Task prompt
The answer should contain every record below, output exactly.

Excerpted data

━━━

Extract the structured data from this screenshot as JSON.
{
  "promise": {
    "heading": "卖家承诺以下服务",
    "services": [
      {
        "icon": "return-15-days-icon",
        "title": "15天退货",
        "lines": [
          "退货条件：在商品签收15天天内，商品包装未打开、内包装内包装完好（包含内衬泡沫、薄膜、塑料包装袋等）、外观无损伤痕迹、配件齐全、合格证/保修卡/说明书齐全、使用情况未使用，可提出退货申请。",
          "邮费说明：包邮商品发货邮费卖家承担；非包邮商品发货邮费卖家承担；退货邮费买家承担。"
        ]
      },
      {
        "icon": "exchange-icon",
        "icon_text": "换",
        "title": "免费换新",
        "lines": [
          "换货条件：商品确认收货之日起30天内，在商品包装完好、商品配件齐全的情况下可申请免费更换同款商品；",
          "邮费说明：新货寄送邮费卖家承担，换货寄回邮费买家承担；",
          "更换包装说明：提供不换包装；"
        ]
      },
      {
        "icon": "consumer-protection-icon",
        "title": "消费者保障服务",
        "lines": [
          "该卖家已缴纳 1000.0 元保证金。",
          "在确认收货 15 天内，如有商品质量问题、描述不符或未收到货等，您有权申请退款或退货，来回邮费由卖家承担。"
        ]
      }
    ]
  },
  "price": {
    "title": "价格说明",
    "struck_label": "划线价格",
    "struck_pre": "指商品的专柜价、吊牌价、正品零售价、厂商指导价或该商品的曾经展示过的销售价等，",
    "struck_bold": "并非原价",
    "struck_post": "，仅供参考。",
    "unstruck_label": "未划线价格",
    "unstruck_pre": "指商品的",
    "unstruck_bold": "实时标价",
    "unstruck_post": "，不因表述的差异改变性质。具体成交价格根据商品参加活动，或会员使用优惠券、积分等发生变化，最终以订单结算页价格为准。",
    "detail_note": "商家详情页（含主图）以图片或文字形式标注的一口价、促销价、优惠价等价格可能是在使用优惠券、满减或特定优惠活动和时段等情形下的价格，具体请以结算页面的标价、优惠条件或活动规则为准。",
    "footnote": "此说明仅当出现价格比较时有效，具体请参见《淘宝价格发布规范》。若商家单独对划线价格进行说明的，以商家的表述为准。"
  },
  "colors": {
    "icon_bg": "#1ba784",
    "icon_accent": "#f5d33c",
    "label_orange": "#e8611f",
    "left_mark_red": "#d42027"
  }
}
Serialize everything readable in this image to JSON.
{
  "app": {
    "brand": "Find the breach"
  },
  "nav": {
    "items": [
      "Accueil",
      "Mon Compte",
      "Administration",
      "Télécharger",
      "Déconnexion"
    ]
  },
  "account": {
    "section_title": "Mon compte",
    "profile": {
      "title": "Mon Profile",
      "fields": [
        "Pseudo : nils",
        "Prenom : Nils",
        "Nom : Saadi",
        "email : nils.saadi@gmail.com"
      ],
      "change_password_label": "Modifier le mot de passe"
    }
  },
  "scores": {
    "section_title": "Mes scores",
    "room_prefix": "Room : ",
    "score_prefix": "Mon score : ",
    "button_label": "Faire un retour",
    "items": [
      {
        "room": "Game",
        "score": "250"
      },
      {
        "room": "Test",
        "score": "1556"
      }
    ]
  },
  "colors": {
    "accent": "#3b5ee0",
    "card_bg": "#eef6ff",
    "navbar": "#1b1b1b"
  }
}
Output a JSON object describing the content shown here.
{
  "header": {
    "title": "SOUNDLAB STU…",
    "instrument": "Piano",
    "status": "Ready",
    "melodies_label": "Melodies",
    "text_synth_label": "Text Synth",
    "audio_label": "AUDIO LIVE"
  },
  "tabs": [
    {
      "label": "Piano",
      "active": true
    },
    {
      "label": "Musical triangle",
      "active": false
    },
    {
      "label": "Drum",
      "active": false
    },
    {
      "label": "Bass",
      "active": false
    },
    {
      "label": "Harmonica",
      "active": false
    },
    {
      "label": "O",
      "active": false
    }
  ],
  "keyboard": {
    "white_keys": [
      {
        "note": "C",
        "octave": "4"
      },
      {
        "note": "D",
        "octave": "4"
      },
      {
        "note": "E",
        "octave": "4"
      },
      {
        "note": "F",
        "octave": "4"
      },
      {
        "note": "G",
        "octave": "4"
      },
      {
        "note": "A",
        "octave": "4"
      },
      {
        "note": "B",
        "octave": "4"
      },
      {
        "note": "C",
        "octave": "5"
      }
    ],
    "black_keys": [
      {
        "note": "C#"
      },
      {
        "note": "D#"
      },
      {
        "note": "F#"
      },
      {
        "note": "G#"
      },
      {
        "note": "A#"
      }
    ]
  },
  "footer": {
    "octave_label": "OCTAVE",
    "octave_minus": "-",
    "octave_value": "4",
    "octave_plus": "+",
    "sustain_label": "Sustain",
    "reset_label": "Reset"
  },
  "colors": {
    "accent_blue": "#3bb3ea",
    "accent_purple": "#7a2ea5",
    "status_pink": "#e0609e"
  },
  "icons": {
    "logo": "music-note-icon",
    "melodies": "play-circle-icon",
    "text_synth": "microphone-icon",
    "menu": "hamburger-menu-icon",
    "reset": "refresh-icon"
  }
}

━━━

Task result
Extract the structured data from this screenshot as JSON.
{
  "promise": {
    "heading": "卖家承诺以下服务",
    "services": [
      {
        "icon": "return-15-days-icon",
        "title": "15天退货",
        "lines": [
          "退货条件：在商品签收15天天内，商品包装未打开、内包装内包装完好（包含内衬泡沫、薄膜、塑料包装袋等）、外观无损伤痕迹、配件齐全、合格证/保修卡/说明书齐全、使用情况未使用，可提出退货申请。",
          "邮费说明：包邮商品发货邮费卖家承担；非包邮商品发货邮费卖家承担；退货邮费买家承担。"
        ]
      },
      {
        "icon": "exchange-icon",
        "icon_text": "换",
        "title": "免费换新",
        "lines": [
          "换货条件：商品确认收货之日起30天内，在商品包装完好、商品配件齐全的情况下可申请免费更换同款商品；",
          "邮费说明：新货寄送邮费卖家承担，换货寄回邮费买家承担；",
          "更换包装说明：提供不换包装；"
        ]
      },
      {
        "icon": "consumer-protection-icon",
        "title": "消费者保障服务",
        "lines": [
          "该卖家已缴纳 1000.0 元保证金。",
          "在确认收货 15 天内，如有商品质量问题、描述不符或未收到货等，您有权申请退款或退货，来回邮费由卖家承担。"
        ]
      }
    ]
  },
  "price": {
    "title": "价格说明",
    "struck_label": "划线价格",
    "struck_pre": "指商品的专柜价、吊牌价、正品零售价、厂商指导价或该商品的曾经展示过的销售价等，",
    "struck_bold": "并非原价",
    "struck_post": "，仅供参考。",
    "unstruck_label": "未划线价格",
    "unstruck_pre": "指商品的",
    "unstruck_bold": "实时标价",
    "unstruck_post": "，不因表述的差异改变性质。具体成交价格根据商品参加活动，或会员使用优惠券、积分等发生变化，最终以订单结算页价格为准。",
    "detail_note": "商家详情页（含主图）以图片或文字形式标注的一口价、促销价、优惠价等价格可能是在使用优惠券、满减或特定优惠活动和时段等情形下的价格，具体请以结算页面的标价、优惠条件或活动规则为准。",
    "footnote": "此说明仅当出现价格比较时有效，具体请参见《淘宝价格发布规范》。若商家单独对划线价格进行说明的，以商家的表述为准。"
  },
  "colors": {
    "icon_bg": "#1ba784",
    "icon_accent": "#f5d33c",
    "label_orange": "#e8611f",
    "left_mark_red": "#d42027"
  }
}
Serialize everything readable in this image to JSON.
{
  "app": {
    "brand": "Find the breach"
  },
  "nav": {
    "items": [
      "Accueil",
      "Mon Compte",
      "Administration",
      "Télécharger",
      "Déconnexion"
    ]
  },
  "account": {
    "section_title": "Mon compte",
    "profile": {
      "title": "Mon Profile",
      "fields": [
        "Pseudo : nils",
        "Prenom : Nils",
        "Nom : Saadi",
        "email : nils.saadi@gmail.com"
      ],
      "change_password_label": "Modifier le mot de passe"
    }
  },
  "scores": {
    "section_title": "Mes scores",
    "room_prefix": "Room : ",
    "score_prefix": "Mon score : ",
    "button_label": "Faire un retour",
    "items": [
      {
        "room": "Game",
        "score": "250"
      },
      {
        "room": "Test",
        "score": "1556"
      }
    ]
  },
  "colors": {
    "accent": "#3b5ee0",
    "card_bg": "#eef6ff",
    "navbar": "#1b1b1b"
  }
}
Output a JSON object describing the content shown here.
{
  "header": {
    "title": "SOUNDLAB STU…",
    "instrument": "Piano",
    "status": "Ready",
    "melodies_label": "Melodies",
    "text_synth_label": "Text Synth",
    "audio_label": "AUDIO LIVE"
  },
  "tabs": [
    {
      "label": "Piano",
      "active": true
    },
    {
      "label": "Musical triangle",
      "active": false
    },
    {
      "label": "Drum",
      "active": false
    },
    {
      "label": "Bass",
      "active": false
    },
    {
      "label": "Harmonica",
      "active": false
    },
    {
      "label": "O",
      "active": false
    }
  ],
  "keyboard": {
    "white_keys": [
      {
        "note": "C",
        "octave": "4"
      },
      {
        "note": "D",
        "octave": "4"
      },
      {
        "note": "E",
        "octave": "4"
      },
      {
        "note": "F",
        "octave": "4"
      },
      {
        "note": "G",
        "octave": "4"
      },
      {
        "note": "A",
        "octave": "4"
      },
      {
        "note": "B",
        "octave": "4"
      },
      {
        "note": "C",
        "octave": "5"
      }
    ],
    "black_keys": [
      {
        "note": "C#"
      },
      {
        "note": "D#"
      },
      {
        "note": "F#"
      },
      {
        "note": "G#"
      },
      {
        "note": "A#"
      }
    ]
  },
  "footer": {
    "octave_label": "OCTAVE",
    "octave_minus": "-",
    "octave_value": "4",
    "octave_plus": "+",
    "sustain_label": "Sustain",
    "reset_label": "Reset"
  },
  "colors": {
    "accent_blue": "#3bb3ea",
    "accent_purple": "#7a2ea5",
    "status_pink": "#e0609e"
  },
  "icons": {
    "logo": "music-note-icon",
    "melodies": "play-circle-icon",
    "text_synth": "microphone-icon",
    "menu": "hamburger-menu-icon",
    "reset": "refresh-icon"
  }
}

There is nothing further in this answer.